Difference between Local Storage and Cookies

In this article, we discuss what is the difference between Local storage and Cookies and which one should we use in our client-side code. In web development, the two fundamental concepts play a crucial role in enhancing the user experience & enabling dynamic content delivery that is Local Storage and Cookies.


Difference between Local Storage and Cookies


Both Local storage and cookies are used to store data on the client side but there are several key differences here is the list of comparisons between Local storage and cookies.


Difference between Local storage and Cookies


  1. Storage limitation
  •  Local Storage: Local storage provides more storage space (typically around 5-10 MB per domain)  compared to cookies.
  •  Cookie: While Cookie space is limited to 4 KB of data per cookie, a domain can have a limited number of cookies.


  1. Data Accessibility
  • Local Storage: Data stored in Local Storage is not automatically sent with every HTTP request to the server. It’s accessible only on the client side.
  • Cookie: The data stored in Cookies are automatically sent with every HTTP request to the server, both for the website and its associated subdomains. This can affect website performance as larger cookies may increase request size.


  1. Expiration
  • Local Storage: Data stored in Local Storage remains until explicitly cleared by the users.
  • Cookie: Cookies can have expiration time, meaning they can be set to be deleted after a specific duration or when the browser session ends (session cookies).


Here are examples of how to use Local Storage and cookies in the client-side application:


Local Storage


// Storing data in LocalStorage

localStorage.setItem("username", "John");


// Retrieving data from LocalStorage

const username = localStorage.getItem("username");

console.log(username); // Output: "john"


// Removing data from LocalStorage





// Setting a cookie with an expiration date (7 days from now)

const expirationDate = new Date();

expirationDate.setDate(expirationDate.getDate() + 7);

document.cookie = `username=john; expires=${expirationDate.toUTCString()}; path=/`;


// Retrieving data from cookies

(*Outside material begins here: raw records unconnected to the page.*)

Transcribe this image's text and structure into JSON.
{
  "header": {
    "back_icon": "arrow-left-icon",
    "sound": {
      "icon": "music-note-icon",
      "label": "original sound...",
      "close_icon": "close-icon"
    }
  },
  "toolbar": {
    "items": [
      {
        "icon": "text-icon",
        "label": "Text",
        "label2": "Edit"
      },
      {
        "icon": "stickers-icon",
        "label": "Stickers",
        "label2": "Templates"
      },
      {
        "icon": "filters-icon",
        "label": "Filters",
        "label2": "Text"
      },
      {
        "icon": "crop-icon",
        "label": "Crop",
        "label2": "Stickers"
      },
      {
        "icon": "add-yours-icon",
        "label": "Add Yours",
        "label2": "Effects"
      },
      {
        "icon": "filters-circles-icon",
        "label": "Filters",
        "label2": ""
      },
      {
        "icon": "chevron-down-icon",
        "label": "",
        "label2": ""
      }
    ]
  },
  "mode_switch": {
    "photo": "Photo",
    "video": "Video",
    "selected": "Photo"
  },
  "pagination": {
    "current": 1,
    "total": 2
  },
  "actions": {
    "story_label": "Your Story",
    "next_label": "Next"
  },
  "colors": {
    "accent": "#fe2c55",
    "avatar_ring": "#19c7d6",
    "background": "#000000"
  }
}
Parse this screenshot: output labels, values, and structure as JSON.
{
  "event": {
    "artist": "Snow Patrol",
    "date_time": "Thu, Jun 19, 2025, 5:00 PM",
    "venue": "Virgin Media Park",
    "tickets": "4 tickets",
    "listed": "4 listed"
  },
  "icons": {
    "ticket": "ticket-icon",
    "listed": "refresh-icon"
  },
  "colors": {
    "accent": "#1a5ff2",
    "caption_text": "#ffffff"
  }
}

const cookies = document.cookie.split('; ');

let username;

for (const cookie of cookies) {

const [name, value] = cookie.split('=');

if (name === 'username') {

username = value;




console.log(username); // Output: "john"


// Removing a cookie (by setting an expiration date in the past)

const pastExpirationDate = new Date(0);
document.cookie = `username=; expires=${pastExpirationDate.toUTCString()}; path=/`;


Note – Remember that cookies are sent with each & every HTTP request to the server, so it would be great if you could avoid storing sensitive information in cookies. Use Local Storage for larger data storage needs on the client-side, and cookies for data that needs to be sent to the server with each request or for smaller bits of information like user preferences.



Local Storage and Cookies both bring unique strengths to web development. I hope now you will be able to define the difference between local storage and cookies and which one you can use to store data in the client machine.